━━ Entries shown ━━

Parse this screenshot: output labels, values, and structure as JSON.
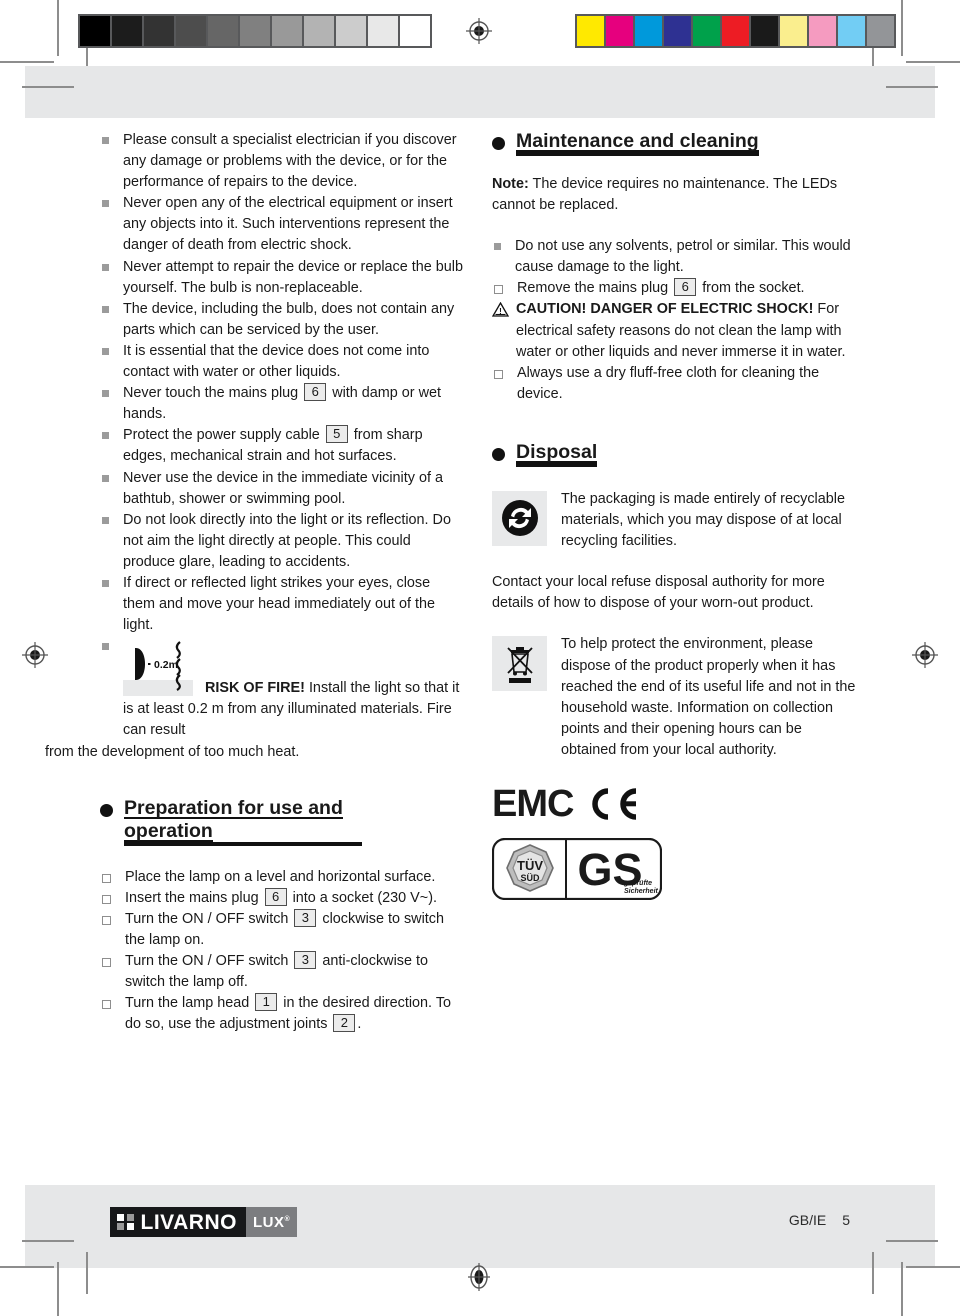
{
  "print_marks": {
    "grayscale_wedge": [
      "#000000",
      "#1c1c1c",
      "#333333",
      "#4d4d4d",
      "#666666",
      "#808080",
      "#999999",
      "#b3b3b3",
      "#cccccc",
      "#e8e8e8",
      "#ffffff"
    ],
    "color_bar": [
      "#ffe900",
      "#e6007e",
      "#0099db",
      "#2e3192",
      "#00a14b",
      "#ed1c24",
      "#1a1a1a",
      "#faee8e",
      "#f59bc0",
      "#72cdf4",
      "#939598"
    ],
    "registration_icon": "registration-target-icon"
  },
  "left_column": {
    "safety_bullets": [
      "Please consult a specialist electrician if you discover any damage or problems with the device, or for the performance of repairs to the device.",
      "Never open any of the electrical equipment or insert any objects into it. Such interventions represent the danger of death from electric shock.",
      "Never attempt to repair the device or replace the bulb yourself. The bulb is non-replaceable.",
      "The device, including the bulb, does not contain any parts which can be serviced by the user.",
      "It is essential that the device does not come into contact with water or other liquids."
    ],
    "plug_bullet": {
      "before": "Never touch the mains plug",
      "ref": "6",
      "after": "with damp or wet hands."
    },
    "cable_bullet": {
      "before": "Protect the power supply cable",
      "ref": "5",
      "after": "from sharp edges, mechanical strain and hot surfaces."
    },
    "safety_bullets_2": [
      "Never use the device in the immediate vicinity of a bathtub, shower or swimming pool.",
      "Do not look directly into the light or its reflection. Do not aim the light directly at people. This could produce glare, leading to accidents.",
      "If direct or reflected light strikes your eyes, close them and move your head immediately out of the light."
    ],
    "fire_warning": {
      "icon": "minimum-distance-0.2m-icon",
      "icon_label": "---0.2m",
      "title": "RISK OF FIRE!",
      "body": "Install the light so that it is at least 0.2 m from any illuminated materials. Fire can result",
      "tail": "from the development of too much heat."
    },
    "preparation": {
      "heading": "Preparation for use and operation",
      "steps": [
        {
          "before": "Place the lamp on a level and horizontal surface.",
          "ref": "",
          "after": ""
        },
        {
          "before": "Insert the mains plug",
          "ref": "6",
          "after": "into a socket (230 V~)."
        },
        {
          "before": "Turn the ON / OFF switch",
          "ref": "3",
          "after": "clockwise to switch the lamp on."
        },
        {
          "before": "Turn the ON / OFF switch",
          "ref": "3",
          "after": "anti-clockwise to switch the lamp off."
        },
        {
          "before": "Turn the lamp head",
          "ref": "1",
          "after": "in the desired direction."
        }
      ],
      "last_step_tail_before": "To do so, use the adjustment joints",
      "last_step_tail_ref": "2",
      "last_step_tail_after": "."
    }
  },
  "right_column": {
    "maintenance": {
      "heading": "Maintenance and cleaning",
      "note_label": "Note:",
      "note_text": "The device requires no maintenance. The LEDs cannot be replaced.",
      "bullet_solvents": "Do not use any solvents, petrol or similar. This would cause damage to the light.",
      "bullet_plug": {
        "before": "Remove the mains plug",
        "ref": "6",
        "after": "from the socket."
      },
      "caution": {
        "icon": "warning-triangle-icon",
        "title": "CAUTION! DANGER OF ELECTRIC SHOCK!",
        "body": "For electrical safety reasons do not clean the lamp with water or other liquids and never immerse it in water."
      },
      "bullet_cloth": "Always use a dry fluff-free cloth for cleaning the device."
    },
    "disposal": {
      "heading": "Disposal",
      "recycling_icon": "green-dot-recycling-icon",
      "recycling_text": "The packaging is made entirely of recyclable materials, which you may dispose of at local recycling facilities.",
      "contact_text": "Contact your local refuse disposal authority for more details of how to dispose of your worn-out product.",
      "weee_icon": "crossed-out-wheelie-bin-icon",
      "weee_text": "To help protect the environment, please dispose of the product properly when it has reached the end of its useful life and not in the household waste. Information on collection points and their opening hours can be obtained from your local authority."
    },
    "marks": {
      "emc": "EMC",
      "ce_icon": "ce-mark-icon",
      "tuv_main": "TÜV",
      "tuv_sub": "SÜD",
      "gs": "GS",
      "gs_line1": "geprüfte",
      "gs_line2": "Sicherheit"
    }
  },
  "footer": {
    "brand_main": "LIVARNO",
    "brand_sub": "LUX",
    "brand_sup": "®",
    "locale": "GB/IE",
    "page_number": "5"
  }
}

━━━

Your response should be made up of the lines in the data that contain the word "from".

      "Never open any of the electrical equipment or insert any objects into it. Such interventions represent the danger of death from electric shock.",
      "after": "from sharp edges, mechanical strain and hot surfaces."
      "body": "Install the light so that it is at least 0.2 m from any illuminated materials. Fire can result",
      "tail": "from the development of too much heat."
        "after": "from the socket."
      "weee_text": "To help protect the environment, please dispose of the product properly when it has reached the end of its useful life and not in the household waste. Information on collection points and their opening hours can be obtained from your local authority."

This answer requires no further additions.